Fixer-uppers can seem like a great way to get the home you want, especially if you watch a lot of home remodeling shows. But the reality is a lot less glamorous than how it appears on TV. That’s not to say buying a fixer-upper isn’t the right choice, but you need to go in with a healthy budget and a lot of patience.
“The one thing I’d caution most people, if you are getting your excitement or advice from HGTV shows, the cost will be much higher than what is quoted on these shows you see,” said Walter Perschbacher, vice president at Greenridge Realty. “Regionally speaking, our cost of materials are up, and if you are going to hire someone, labor costs are higher in West Michigan than other places.”
The timeline also will likely be much longer than what you see on TV, and you should always expect that delays will happen. Santiago Gomez, realtor/broker at Santiago Properties, and his team has been involved in a handful of flips, and he said he always plans for a 12-month timeframe even though most of the work can typically be done in 3-6 months. “Because there will be delays or things can come up,” he said.
Kristy Hawkins, director of operations/realtor at Santiago Properties, said being organized is key to getting the work done closer to the quoted timeline. “For us, what we needed was some kind of program to move things along, keeping track of the money, organizing contractors — if you’ve done any kind of improvement — you want the flooring in after you’ve painted (for instance), or there are more headaches. Check off the plumbers, electricians, flooring, painters and make sure they are coming in at the correct times.”
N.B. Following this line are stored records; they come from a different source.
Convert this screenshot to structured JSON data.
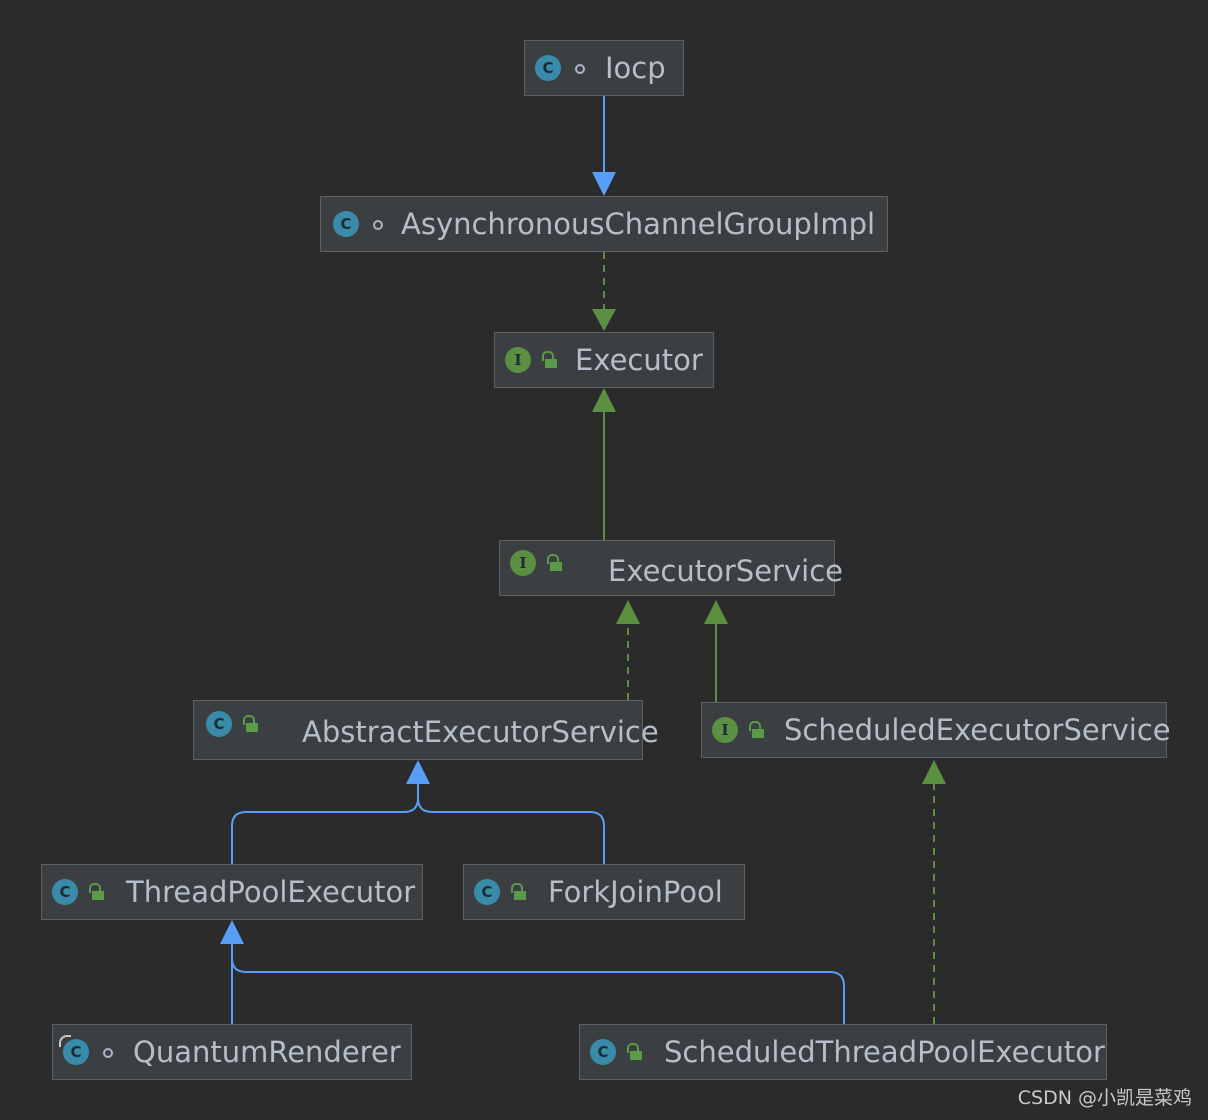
{
  "nodes": {
    "iocp": {
      "label": "Iocp"
    },
    "acgi": {
      "label": "AsynchronousChannelGroupImpl"
    },
    "executor": {
      "label": "Executor"
    },
    "executor_service": {
      "label": "ExecutorService"
    },
    "abstract_executor_service": {
      "label": "AbstractExecutorService"
    },
    "scheduled_executor_service": {
      "label": "ScheduledExecutorService"
    },
    "thread_pool_executor": {
      "label": "ThreadPoolExecutor"
    },
    "fork_join_pool": {
      "label": "ForkJoinPool"
    },
    "quantum_renderer": {
      "label": "QuantumRenderer"
    },
    "scheduled_thread_pool_executor": {
      "label": "ScheduledThreadPoolExecutor"
    }
  },
  "edges": [
    {
      "from": "Iocp",
      "to": "AsynchronousChannelGroupImpl",
      "relation": "extends"
    },
    {
      "from": "AsynchronousChannelGroupImpl",
      "to": "Executor",
      "relation": "implements"
    },
    {
      "from": "ExecutorService",
      "to": "Executor",
      "relation": "extends"
    },
    {
      "from": "AbstractExecutorService",
      "to": "ExecutorService",
      "relation": "implements"
    },
    {
      "from": "ScheduledExecutorService",
      "to": "ExecutorService",
      "relation": "extends"
    },
    {
      "from": "ThreadPoolExecutor",
      "to": "AbstractExecutorService",
      "relation": "extends"
    },
    {
      "from": "ForkJoinPool",
      "to": "AbstractExecutorService",
      "relation": "extends"
    },
    {
      "from": "QuantumRenderer",
      "to": "ThreadPoolExecutor",
      "relation": "extends"
    },
    {
      "from": "ScheduledThreadPoolExecutor",
      "to": "ThreadPoolExecutor",
      "relation": "extends"
    },
    {
      "from": "ScheduledThreadPoolExecutor",
      "to": "ScheduledExecutorService",
      "relation": "implements"
    }
  ],
  "colors": {
    "background": "#2b2b2b",
    "extends_edge": "#589df6",
    "implements_edge": "#5b8f42",
    "class_icon": "#3a8ba9",
    "interface_icon": "#5b8f42"
  },
  "icons": {
    "class": "C",
    "interface": "I"
  },
  "watermark": "CSDN @小凯是菜鸡"
}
Both Perschbacher and Hawkins said if you plan to hire a contractor you also should be aware of the current market.
“Right now, we have the same situation in the contractor market that we have in the real estate market in that the demand way outstrips the supply,” Perschbacher said. “Even getting contractors to do quotes right now can be tricky.”
Hawkins said that is because the last recession caused a lot of builders to close and a lot of tradespeople to leave the industry or to relocate to other cities with better construction markets.
“We are so short-staffed on tradespeople,” she said. “We lost a lot of people during the recession due to lack of jobs, and they haven’t come back.”
At the same time, homes that don’t need extensive updates can be a great option to eventually turning your so-so purchase into your dream home.
Perschbacher said he sometimes sees first-time homebuyers get scared off by projects that are very doable. “They can get scared off really quickly by something that really can be done pretty easily with paint, carpet, countertops, which aren’t huge re-dos,” he said.
He added, “With the right location, layout and footage, there is opportunity there.”